The importance of producer prices has fallen somewhat as inflation has been well controlled for a considerable time but as CPI and other measures have begun to increase, analysts are beginning to consider factory gate price increases again.

Yesterday’s release of producer price data for January saw an increase from 1.3% in December to 2.1% Last month.
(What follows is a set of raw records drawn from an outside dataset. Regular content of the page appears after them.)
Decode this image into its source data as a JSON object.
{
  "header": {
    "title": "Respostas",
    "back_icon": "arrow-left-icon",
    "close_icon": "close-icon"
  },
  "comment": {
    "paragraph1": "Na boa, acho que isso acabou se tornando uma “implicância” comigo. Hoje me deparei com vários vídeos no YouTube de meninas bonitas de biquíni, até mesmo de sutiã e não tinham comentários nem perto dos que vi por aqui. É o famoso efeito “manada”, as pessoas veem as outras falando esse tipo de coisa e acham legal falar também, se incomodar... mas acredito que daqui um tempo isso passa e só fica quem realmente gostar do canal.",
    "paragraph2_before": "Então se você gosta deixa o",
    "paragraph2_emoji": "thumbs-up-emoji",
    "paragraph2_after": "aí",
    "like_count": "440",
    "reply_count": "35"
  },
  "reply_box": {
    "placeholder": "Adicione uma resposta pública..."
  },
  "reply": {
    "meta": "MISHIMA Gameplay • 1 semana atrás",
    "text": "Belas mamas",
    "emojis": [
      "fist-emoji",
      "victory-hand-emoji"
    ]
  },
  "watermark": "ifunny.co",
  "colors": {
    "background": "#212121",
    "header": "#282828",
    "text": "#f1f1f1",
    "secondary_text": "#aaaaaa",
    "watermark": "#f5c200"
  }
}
The Fed is keeping an eye on inflation as the core continues to rise above its target of 2%.

Over several years inflation has been under control in most G7 economies but with yesterday’s data in the UK and a substantial rise in U.S. input prices, the focus may be about to shift and could mean the end of ultra-low interest rates.

Yesterday, the dollar index rose to a high of 99.72 and closed at 99.61. Barring the market suffering a bout of altitude sickness, the financial barometer looks set fair for a test of the 100 level.

Single currency below 1.08 for the first time in three years.

There is an interesting dichotomy between how the Eurozone sees itself and the parlous state of its economy and the continuing weakness of its currency.

Rather than battening down the hatches and getting a trade deal with the UK done following Brexit the EU is trying desperately to regain its place in the world, despite its major economic force being in the doldrums with its major industries losing market share and seemingly unable to break free of the shackles of its fear of inflation.

Germany has a substantial fiscal surplus which is crying out to be used to kick start not only its own economy but those of its Eurozone partners.

In historical terms, it has taken no time at all for the experiment of tying the nations of Europe to an economic union to reach the brink of failure.

Yet, politically, ask any EU official if they are concerned about the EU or Eurozone collapsing and you will be met by a major bout of head shaking.

The political gravy train rolls on with politicians seeming unfazed as the top-heavy union with too many senior officials ensuring that they get the rewards they feel they deserve.

Ursula von der Leyen has inherited what is considered the top job as EU Commission President mostly since Angela Merkel the German Chancellor wanted a German in charge, But having forsaken the Presidency of the ECB, Ms Merkel now faces demands from the Central Bank that will require the country’s fiscal rule book to be ripped up.

Outside of financial circles, there is a feeling of fiddling while Rome burns as the EU continues to go about its daily duties seemingly unaware of the gathering storm clouds.

The currency continues to weaken having fallen by close to 4% this year. With inflation continuing under control, the inflationary aspects of such a fall are being disregarded (it is doubtful this would be treated in such a cavalier fashion with a German in charge at the ECB). A weakening currency provides a competitive edge in export markets, but the EU needs to repair domestic demand before it renews its desire to be the major trading force globally.

Yesterday, the single currency reached its lowest level in three years. It fell to 1.0782 before rallying a little to close a shade higher on the day at 1.0810

Have a great day!
About Alan Hill

Alan has been involved in the FX market for more than 25 years and brings a wealth of experience to his content. His knowledge has been gained while trading through some of the most volatile periods of recent history. His commentary relies on an understanding of past events and how they will affect future market performance.”